··· Exercise input
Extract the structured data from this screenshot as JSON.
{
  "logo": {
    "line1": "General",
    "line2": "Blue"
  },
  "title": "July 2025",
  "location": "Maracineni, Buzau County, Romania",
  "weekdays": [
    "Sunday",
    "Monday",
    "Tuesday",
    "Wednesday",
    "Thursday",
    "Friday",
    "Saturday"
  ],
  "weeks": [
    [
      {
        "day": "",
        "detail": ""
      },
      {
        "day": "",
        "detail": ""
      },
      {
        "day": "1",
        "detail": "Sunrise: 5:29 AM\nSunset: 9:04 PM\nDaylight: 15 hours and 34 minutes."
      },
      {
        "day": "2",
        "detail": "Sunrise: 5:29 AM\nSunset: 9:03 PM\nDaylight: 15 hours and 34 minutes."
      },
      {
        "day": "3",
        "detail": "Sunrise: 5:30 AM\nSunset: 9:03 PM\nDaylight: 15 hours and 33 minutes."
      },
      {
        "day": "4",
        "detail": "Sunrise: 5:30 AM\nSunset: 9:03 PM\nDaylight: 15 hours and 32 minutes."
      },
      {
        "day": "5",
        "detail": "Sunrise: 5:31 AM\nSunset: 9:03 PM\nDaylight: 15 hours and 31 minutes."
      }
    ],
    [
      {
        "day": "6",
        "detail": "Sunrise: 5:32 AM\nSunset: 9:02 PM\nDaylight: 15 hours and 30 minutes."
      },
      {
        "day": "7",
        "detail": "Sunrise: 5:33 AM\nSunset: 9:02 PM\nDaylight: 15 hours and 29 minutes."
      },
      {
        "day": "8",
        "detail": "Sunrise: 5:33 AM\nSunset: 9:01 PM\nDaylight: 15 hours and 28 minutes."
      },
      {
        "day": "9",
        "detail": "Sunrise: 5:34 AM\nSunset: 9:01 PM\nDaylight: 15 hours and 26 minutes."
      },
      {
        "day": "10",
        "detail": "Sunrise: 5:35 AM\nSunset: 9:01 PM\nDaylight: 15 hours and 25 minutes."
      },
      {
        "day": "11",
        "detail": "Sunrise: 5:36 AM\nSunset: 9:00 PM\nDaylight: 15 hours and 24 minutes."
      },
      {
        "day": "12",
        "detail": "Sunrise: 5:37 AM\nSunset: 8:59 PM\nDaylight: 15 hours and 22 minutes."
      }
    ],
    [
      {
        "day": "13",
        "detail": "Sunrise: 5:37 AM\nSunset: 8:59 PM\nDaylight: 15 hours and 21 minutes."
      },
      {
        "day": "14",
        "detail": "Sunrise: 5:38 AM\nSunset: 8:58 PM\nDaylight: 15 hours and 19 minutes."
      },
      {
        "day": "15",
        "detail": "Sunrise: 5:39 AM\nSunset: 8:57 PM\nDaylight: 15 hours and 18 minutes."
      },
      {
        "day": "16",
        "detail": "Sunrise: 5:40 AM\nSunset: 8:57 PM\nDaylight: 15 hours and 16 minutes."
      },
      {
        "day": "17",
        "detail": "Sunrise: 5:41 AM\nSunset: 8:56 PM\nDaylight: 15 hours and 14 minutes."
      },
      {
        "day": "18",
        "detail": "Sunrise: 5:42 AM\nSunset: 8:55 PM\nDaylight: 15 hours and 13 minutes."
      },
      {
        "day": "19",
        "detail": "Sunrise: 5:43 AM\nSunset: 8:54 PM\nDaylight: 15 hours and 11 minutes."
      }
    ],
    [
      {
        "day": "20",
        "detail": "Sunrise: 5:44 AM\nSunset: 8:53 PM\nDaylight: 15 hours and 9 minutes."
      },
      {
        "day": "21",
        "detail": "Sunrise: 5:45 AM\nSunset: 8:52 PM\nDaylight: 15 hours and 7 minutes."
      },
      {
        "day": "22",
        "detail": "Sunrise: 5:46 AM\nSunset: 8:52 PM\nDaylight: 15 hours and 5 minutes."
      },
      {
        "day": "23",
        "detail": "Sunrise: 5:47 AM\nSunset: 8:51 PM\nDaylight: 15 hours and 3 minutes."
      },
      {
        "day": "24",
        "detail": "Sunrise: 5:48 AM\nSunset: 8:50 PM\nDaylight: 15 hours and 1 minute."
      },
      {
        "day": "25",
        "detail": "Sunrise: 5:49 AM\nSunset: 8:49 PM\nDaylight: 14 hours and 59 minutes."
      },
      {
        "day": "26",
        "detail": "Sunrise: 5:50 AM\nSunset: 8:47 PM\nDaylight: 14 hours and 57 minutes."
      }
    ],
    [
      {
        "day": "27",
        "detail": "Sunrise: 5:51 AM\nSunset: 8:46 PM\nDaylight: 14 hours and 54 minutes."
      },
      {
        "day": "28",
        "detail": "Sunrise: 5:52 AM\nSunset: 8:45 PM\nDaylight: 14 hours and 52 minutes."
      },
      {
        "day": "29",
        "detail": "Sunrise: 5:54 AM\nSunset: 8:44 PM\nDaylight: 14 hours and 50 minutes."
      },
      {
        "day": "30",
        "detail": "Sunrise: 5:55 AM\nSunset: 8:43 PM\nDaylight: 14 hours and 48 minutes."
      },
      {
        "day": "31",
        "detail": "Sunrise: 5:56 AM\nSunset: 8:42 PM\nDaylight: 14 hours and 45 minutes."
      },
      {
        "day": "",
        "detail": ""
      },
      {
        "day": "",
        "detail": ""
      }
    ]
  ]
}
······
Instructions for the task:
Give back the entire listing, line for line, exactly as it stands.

Result below:
Extract the structured data from this screenshot as JSON.
{
  "logo": {
    "line1": "General",
    "line2": "Blue"
  },
  "title": "July 2025",
  "location": "Maracineni, Buzau County, Romania",
  "weekdays": [
    "Sunday",
    "Monday",
    "Tuesday",
    "Wednesday",
    "Thursday",
    "Friday",
    "Saturday"
  ],
  "weeks": [
    [
      {
        "day": "",
        "detail": ""
      },
      {
        "day": "",
        "detail": ""
      },
      {
        "day": "1",
        "detail": "Sunrise: 5:29 AM\nSunset: 9:04 PM\nDaylight: 15 hours and 34 minutes."
      },
      {
        "day": "2",
        "detail": "Sunrise: 5:29 AM\nSunset: 9:03 PM\nDaylight: 15 hours and 34 minutes."
      },
      {
        "day": "3",
        "detail": "Sunrise: 5:30 AM\nSunset: 9:03 PM\nDaylight: 15 hours and 33 minutes."
      },
      {
        "day": "4",
        "detail": "Sunrise: 5:30 AM\nSunset: 9:03 PM\nDaylight: 15 hours and 32 minutes."
      },
      {
        "day": "5",
        "detail": "Sunrise: 5:31 AM\nSunset: 9:03 PM\nDaylight: 15 hours and 31 minutes."
      }
    ],
    [
      {
        "day": "6",
        "detail": "Sunrise: 5:32 AM\nSunset: 9:02 PM\nDaylight: 15 hours and 30 minutes."
      },
      {
        "day": "7",
        "detail": "Sunrise: 5:33 AM\nSunset: 9:02 PM\nDaylight: 15 hours and 29 minutes."
      },
      {
        "day": "8",
        "detail": "Sunrise: 5:33 AM\nSunset: 9:01 PM\nDaylight: 15 hours and 28 minutes."
      },
      {
        "day": "9",
        "detail": "Sunrise: 5:34 AM\nSunset: 9:01 PM\nDaylight: 15 hours and 26 minutes."
      },
      {
        "day": "10",
        "detail": "Sunrise: 5:35 AM\nSunset: 9:01 PM\nDaylight: 15 hours and 25 minutes."
      },
      {
        "day": "11",
        "detail": "Sunrise: 5:36 AM\nSunset: 9:00 PM\nDaylight: 15 hours and 24 minutes."
      },
      {
        "day": "12",
        "detail": "Sunrise: 5:37 AM\nSunset: 8:59 PM\nDaylight: 15 hours and 22 minutes."
      }
    ],
    [
      {
        "day": "13",
        "detail": "Sunrise: 5:37 AM\nSunset: 8:59 PM\nDaylight: 15 hours and 21 minutes."
      },
      {
        "day": "14",
        "detail": "Sunrise: 5:38 AM\nSunset: 8:58 PM\nDaylight: 15 hours and 19 minutes."
      },
      {
        "day": "15",
        "detail": "Sunrise: 5:39 AM\nSunset: 8:57 PM\nDaylight: 15 hours and 18 minutes."
      },
      {
        "day": "16",
        "detail": "Sunrise: 5:40 AM\nSunset: 8:57 PM\nDaylight: 15 hours and 16 minutes."
      },
      {
        "day": "17",
        "detail": "Sunrise: 5:41 AM\nSunset: 8:56 PM\nDaylight: 15 hours and 14 minutes."
      },
      {
        "day": "18",
        "detail": "Sunrise: 5:42 AM\nSunset: 8:55 PM\nDaylight: 15 hours and 13 minutes."
      },
      {
        "day": "19",
        "detail": "Sunrise: 5:43 AM\nSunset: 8:54 PM\nDaylight: 15 hours and 11 minutes."
      }
    ],
    [
      {
        "day": "20",
        "detail": "Sunrise: 5:44 AM\nSunset: 8:53 PM\nDaylight: 15 hours and 9 minutes."
      },
      {
        "day": "21",
        "detail": "Sunrise: 5:45 AM\nSunset: 8:52 PM\nDaylight: 15 hours and 7 minutes."
      },
      {
        "day": "22",
        "detail": "Sunrise: 5:46 AM\nSunset: 8:52 PM\nDaylight: 15 hours and 5 minutes."
      },
      {
        "day": "23",
        "detail": "Sunrise: 5:47 AM\nSunset: 8:51 PM\nDaylight: 15 hours and 3 minutes."
      },
      {
        "day": "24",
        "detail": "Sunrise: 5:48 AM\nSunset: 8:50 PM\nDaylight: 15 hours and 1 minute."
      },
      {
        "day": "25",
        "detail": "Sunrise: 5:49 AM\nSunset: 8:49 PM\nDaylight: 14 hours and 59 minutes."
      },
      {
        "day": "26",
        "detail": "Sunrise: 5:50 AM\nSunset: 8:47 PM\nDaylight: 14 hours and 57 minutes."
      }
    ],
    [
      {
        "day": "27",
        "detail": "Sunrise: 5:51 AM\nSunset: 8:46 PM\nDaylight: 14 hours and 54 minutes."
      },
      {
        "day": "28",
        "detail": "Sunrise: 5:52 AM\nSunset: 8:45 PM\nDaylight: 14 hours and 52 minutes."
      },
      {
        "day": "29",
        "detail": "Sunrise: 5:54 AM\nSunset: 8:44 PM\nDaylight: 14 hours and 50 minutes."
      },
      {
        "day": "30",
        "detail": "Sunrise: 5:55 AM\nSunset: 8:43 PM\nDaylight: 14 hours and 48 minutes."
      },
      {
        "day": "31",
        "detail": "Sunrise: 5:56 AM\nSunset: 8:42 PM\nDaylight: 14 hours and 45 minutes."
      },
      {
        "day": "",
        "detail": ""
      },
      {
        "day": "",
        "detail": ""
      }
    ]
  ]
}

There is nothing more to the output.